## DIRECTIONS
An exact copy of the data is required; the images should not appear in it.

## PROVIDED DATA
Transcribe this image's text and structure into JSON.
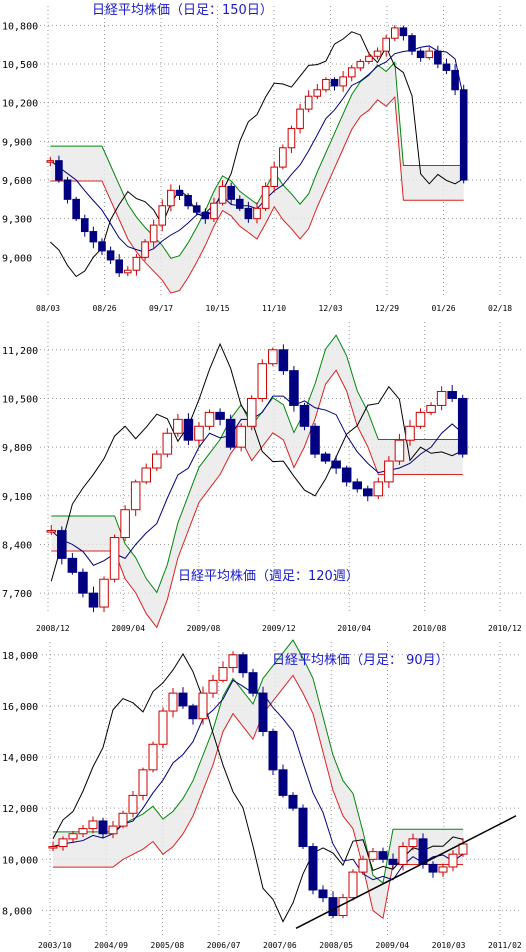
{
  "chart_data": [
    {
      "type": "candlestick",
      "title": "日経平均株価（日足：150日）",
      "ylim": [
        8700,
        10950
      ],
      "yticks": [
        "9,000",
        "9,300",
        "9,600",
        "9,900",
        "10,200",
        "10,500",
        "10,800"
      ],
      "ytick_values": [
        9000,
        9300,
        9600,
        9900,
        10200,
        10500,
        10800
      ],
      "xticks": [
        "08/03",
        "08/26",
        "09/17",
        "10/15",
        "11/10",
        "12/03",
        "12/29",
        "01/26",
        "02/18"
      ],
      "series": [
        {
          "name": "",
          "values": [
            9750,
            9600,
            9450,
            9300,
            9200,
            9120,
            9050,
            8980,
            8880,
            8900,
            9000,
            9120,
            9250,
            9400,
            9520,
            9480,
            9400,
            9350,
            9300,
            9420,
            9550,
            9450,
            9380,
            9300,
            9380,
            9550,
            9700,
            9850,
            10000,
            10150,
            10250,
            10300,
            10380,
            10330,
            10400,
            10470,
            10520,
            10560,
            10600,
            10700,
            10780,
            10720,
            10600,
            10550,
            10600,
            10500,
            10450,
            10300,
            9600
          ]
        }
      ],
      "annotations": []
    },
    {
      "type": "candlestick",
      "title": "日経平均株価（週足：120週）",
      "ylim": [
        7400,
        11600
      ],
      "yticks": [
        "7,700",
        "8,400",
        "9,100",
        "9,800",
        "10,500",
        "11,200"
      ],
      "ytick_values": [
        7700,
        8400,
        9100,
        9800,
        10500,
        11200
      ],
      "xticks": [
        "2008/12",
        "2009/04",
        "2009/08",
        "2009/12",
        "2010/04",
        "2010/08",
        "2010/12"
      ],
      "series": [
        {
          "name": "",
          "values": [
            8600,
            8200,
            8000,
            7700,
            7500,
            7900,
            8500,
            8900,
            9300,
            9500,
            9700,
            10000,
            10200,
            9900,
            10100,
            10300,
            10200,
            9800,
            10100,
            10500,
            11000,
            11200,
            10900,
            10400,
            10100,
            9700,
            9600,
            9500,
            9300,
            9200,
            9100,
            9300,
            9600,
            9900,
            10100,
            10300,
            10400,
            10600,
            10500,
            9700
          ]
        }
      ]
    },
    {
      "type": "candlestick",
      "title": "日経平均株価（月足： 90月）",
      "ylim": [
        7000,
        18500
      ],
      "yticks": [
        "8,000",
        "10,000",
        "12,000",
        "14,000",
        "16,000",
        "18,000"
      ],
      "ytick_values": [
        8000,
        10000,
        12000,
        14000,
        16000,
        18000
      ],
      "xticks": [
        "2003/10",
        "2004/09",
        "2005/08",
        "2006/07",
        "2007/06",
        "2008/05",
        "2009/04",
        "2010/03",
        "2011/02"
      ],
      "series": [
        {
          "name": "",
          "values": [
            10500,
            10800,
            11000,
            11200,
            11500,
            11000,
            11300,
            11800,
            12500,
            13500,
            14500,
            15800,
            16500,
            16000,
            15500,
            16500,
            17000,
            17500,
            18000,
            17300,
            16500,
            15000,
            13500,
            12500,
            12000,
            10500,
            8800,
            8500,
            7800,
            8500,
            9500,
            10000,
            10300,
            10000,
            9800,
            10500,
            10800,
            9800,
            9500,
            9700,
            10200,
            10600
          ]
        }
      ]
    }
  ]
}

## SOLUTION TO THE PROBLEM
Transcribe this image's text and structure into JSON.
{
  "chart_data": [
    {
      "type": "candlestick",
      "title": "日経平均株価（日足：150日）",
      "ylim": [
        8700,
        10950
      ],
      "yticks": [
        "9,000",
        "9,300",
        "9,600",
        "9,900",
        "10,200",
        "10,500",
        "10,800"
      ],
      "ytick_values": [
        9000,
        9300,
        9600,
        9900,
        10200,
        10500,
        10800
      ],
      "xticks": [
        "08/03",
        "08/26",
        "09/17",
        "10/15",
        "11/10",
        "12/03",
        "12/29",
        "01/26",
        "02/18"
      ],
      "series": [
        {
          "name": "",
          "values": [
            9750,
            9600,
            9450,
            9300,
            9200,
            9120,
            9050,
            8980,
            8880,
            8900,
            9000,
            9120,
            9250,
            9400,
            9520,
            9480,
            9400,
            9350,
            9300,
            9420,
            9550,
            9450,
            9380,
            9300,
            9380,
            9550,
            9700,
            9850,
            10000,
            10150,
            10250,
            10300,
            10380,
            10330,
            10400,
            10470,
            10520,
            10560,
            10600,
            10700,
            10780,
            10720,
            10600,
            10550,
            10600,
            10500,
            10450,
            10300,
            9600
          ]
        }
      ],
      "annotations": []
    },
    {
      "type": "candlestick",
      "title": "日経平均株価（週足：120週）",
      "ylim": [
        7400,
        11600
      ],
      "yticks": [
        "7,700",
        "8,400",
        "9,100",
        "9,800",
        "10,500",
        "11,200"
      ],
      "ytick_values": [
        7700,
        8400,
        9100,
        9800,
        10500,
        11200
      ],
      "xticks": [
        "2008/12",
        "2009/04",
        "2009/08",
        "2009/12",
        "2010/04",
        "2010/08",
        "2010/12"
      ],
      "series": [
        {
          "name": "",
          "values": [
            8600,
            8200,
            8000,
            7700,
            7500,
            7900,
            8500,
            8900,
            9300,
            9500,
            9700,
            10000,
            10200,
            9900,
            10100,
            10300,
            10200,
            9800,
            10100,
            10500,
            11000,
            11200,
            10900,
            10400,
            10100,
            9700,
            9600,
            9500,
            9300,
            9200,
            9100,
            9300,
            9600,
            9900,
            10100,
            10300,
            10400,
            10600,
            10500,
            9700
          ]
        }
      ]
    },
    {
      "type": "candlestick",
      "title": "日経平均株価（月足： 90月）",
      "ylim": [
        7000,
        18500
      ],
      "yticks": [
        "8,000",
        "10,000",
        "12,000",
        "14,000",
        "16,000",
        "18,000"
      ],
      "ytick_values": [
        8000,
        10000,
        12000,
        14000,
        16000,
        18000
      ],
      "xticks": [
        "2003/10",
        "2004/09",
        "2005/08",
        "2006/07",
        "2007/06",
        "2008/05",
        "2009/04",
        "2010/03",
        "2011/02"
      ],
      "series": [
        {
          "name": "",
          "values": [
            10500,
            10800,
            11000,
            11200,
            11500,
            11000,
            11300,
            11800,
            12500,
            13500,
            14500,
            15800,
            16500,
            16000,
            15500,
            16500,
            17000,
            17500,
            18000,
            17300,
            16500,
            15000,
            13500,
            12500,
            12000,
            10500,
            8800,
            8500,
            7800,
            8500,
            9500,
            10000,
            10300,
            10000,
            9800,
            10500,
            10800,
            9800,
            9500,
            9700,
            10200,
            10600
          ]
        }
      ]
    }
  ]
}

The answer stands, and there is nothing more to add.